--- EXERCISE ---
The sole answer should be the number of lines in the material below that hold "screenshot".

◆ ◆ ◆ ◆

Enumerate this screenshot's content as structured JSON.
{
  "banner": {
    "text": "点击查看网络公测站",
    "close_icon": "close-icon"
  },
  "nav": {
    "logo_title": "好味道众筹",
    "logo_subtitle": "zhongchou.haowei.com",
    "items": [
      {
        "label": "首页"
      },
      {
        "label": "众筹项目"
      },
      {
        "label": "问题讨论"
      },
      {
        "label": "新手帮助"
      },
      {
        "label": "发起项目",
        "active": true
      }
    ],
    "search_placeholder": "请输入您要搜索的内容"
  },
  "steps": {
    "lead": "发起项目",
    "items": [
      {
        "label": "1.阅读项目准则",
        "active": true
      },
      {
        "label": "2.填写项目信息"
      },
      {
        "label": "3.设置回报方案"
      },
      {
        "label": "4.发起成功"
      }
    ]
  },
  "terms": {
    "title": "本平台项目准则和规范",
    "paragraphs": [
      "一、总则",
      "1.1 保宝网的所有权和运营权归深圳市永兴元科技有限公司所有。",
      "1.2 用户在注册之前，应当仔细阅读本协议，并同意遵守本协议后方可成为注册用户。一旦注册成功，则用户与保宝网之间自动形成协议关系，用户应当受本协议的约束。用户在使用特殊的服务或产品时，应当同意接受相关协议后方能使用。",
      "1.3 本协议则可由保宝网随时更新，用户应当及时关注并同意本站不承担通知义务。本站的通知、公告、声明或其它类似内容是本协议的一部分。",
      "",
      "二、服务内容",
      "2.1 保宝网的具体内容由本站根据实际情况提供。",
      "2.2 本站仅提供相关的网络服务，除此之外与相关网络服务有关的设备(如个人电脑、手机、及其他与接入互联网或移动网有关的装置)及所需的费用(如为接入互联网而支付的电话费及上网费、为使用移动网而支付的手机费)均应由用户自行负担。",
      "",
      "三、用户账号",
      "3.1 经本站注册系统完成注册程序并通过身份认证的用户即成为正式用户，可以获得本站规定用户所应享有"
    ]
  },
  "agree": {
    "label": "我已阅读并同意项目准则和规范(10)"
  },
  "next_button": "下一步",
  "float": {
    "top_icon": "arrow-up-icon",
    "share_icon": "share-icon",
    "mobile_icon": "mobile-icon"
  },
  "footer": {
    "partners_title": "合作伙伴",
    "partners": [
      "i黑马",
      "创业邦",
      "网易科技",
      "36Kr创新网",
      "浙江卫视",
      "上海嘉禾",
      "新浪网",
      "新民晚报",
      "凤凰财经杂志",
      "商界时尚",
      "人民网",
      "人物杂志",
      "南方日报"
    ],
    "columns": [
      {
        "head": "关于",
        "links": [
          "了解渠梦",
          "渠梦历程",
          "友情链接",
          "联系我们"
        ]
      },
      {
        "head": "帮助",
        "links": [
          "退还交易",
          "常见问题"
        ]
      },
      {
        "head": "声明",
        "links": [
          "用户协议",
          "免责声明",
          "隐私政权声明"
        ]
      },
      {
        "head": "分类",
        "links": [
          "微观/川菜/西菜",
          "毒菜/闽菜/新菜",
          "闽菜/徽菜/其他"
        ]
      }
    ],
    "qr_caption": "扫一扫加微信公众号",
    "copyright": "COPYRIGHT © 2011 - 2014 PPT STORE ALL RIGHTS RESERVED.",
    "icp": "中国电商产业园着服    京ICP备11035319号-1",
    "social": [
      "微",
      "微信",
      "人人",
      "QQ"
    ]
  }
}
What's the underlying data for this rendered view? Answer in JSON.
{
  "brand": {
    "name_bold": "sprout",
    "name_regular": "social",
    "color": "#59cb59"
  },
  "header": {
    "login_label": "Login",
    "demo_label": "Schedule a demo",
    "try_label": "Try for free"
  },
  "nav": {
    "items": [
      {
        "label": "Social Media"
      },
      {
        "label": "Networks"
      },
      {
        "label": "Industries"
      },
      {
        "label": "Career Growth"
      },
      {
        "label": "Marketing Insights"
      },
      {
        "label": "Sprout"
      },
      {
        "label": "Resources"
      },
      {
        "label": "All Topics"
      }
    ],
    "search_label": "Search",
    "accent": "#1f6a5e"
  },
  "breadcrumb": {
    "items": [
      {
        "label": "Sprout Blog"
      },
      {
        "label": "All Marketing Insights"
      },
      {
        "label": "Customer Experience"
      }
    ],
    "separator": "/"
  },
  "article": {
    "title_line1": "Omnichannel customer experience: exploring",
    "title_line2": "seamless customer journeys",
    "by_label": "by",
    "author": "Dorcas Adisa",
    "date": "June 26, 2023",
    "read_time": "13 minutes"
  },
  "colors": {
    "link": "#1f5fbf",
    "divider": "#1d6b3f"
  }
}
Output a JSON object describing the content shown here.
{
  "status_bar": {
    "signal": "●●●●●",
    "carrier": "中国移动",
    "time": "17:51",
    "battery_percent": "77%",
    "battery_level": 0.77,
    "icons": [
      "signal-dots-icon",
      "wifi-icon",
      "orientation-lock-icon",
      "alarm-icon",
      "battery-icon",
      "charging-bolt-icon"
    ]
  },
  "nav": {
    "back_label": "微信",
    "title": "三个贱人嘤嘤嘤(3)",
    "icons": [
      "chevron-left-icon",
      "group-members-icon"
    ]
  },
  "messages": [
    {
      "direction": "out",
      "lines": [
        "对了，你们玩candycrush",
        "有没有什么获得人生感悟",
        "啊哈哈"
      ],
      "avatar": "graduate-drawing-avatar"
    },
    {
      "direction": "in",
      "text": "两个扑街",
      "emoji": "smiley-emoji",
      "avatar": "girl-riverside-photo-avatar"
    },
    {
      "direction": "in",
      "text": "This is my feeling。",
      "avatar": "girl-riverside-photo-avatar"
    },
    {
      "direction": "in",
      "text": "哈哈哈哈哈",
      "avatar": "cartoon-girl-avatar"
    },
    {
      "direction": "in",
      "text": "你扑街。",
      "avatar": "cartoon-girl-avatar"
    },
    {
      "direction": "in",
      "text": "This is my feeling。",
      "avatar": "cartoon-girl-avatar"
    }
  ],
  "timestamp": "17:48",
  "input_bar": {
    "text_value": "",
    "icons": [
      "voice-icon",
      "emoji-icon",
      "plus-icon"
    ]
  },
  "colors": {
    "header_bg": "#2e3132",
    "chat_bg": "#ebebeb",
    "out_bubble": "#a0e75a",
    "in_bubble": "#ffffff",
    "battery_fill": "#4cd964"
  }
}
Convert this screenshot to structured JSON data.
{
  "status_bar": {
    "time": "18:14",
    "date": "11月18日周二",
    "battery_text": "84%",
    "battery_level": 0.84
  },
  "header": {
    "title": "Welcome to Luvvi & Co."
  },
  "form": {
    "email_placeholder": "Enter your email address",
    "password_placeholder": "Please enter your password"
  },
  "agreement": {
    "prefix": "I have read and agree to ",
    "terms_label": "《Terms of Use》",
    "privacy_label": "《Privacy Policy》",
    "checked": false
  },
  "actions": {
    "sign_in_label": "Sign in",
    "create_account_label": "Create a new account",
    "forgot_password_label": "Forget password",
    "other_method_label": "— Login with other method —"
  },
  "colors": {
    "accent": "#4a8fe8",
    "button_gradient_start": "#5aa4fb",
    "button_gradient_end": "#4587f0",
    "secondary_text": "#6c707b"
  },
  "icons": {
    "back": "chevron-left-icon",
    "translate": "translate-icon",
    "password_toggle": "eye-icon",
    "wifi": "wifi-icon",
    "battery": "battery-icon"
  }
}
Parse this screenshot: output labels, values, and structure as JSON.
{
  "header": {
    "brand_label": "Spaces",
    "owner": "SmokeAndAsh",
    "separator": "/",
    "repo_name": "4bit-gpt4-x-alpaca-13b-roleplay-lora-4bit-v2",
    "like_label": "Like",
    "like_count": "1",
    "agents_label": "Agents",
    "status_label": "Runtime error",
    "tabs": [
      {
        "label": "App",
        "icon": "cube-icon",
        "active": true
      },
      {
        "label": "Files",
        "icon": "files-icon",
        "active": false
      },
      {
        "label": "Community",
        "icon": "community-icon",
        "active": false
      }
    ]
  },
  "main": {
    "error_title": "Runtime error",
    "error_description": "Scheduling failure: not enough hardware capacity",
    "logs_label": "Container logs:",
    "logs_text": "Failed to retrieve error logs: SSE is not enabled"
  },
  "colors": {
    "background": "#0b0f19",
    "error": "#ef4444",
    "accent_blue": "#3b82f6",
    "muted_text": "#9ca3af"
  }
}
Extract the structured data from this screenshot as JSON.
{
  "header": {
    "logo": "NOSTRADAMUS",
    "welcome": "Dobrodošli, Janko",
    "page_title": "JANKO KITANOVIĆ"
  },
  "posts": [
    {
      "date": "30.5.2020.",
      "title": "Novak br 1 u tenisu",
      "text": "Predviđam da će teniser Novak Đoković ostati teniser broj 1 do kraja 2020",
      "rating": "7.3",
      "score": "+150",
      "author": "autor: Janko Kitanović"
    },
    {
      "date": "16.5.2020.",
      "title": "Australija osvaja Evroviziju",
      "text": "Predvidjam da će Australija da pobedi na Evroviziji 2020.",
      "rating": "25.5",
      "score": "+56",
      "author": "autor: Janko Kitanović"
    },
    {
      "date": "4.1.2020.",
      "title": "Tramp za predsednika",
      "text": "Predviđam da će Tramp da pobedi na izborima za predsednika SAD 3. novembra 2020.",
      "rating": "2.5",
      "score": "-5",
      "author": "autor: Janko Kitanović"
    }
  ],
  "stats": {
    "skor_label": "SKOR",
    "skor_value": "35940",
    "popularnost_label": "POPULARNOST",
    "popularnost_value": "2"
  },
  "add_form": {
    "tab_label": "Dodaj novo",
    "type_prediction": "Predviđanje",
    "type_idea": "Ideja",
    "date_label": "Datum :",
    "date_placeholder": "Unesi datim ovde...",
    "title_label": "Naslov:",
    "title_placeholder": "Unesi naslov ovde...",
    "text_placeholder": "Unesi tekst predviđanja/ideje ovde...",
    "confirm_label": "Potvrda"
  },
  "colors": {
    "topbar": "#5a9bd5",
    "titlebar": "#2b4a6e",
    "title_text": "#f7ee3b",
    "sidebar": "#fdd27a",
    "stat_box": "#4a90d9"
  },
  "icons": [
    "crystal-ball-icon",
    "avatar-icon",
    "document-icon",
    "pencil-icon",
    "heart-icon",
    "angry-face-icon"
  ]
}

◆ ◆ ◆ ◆

--- OUTPUT OF THE TASK ---
4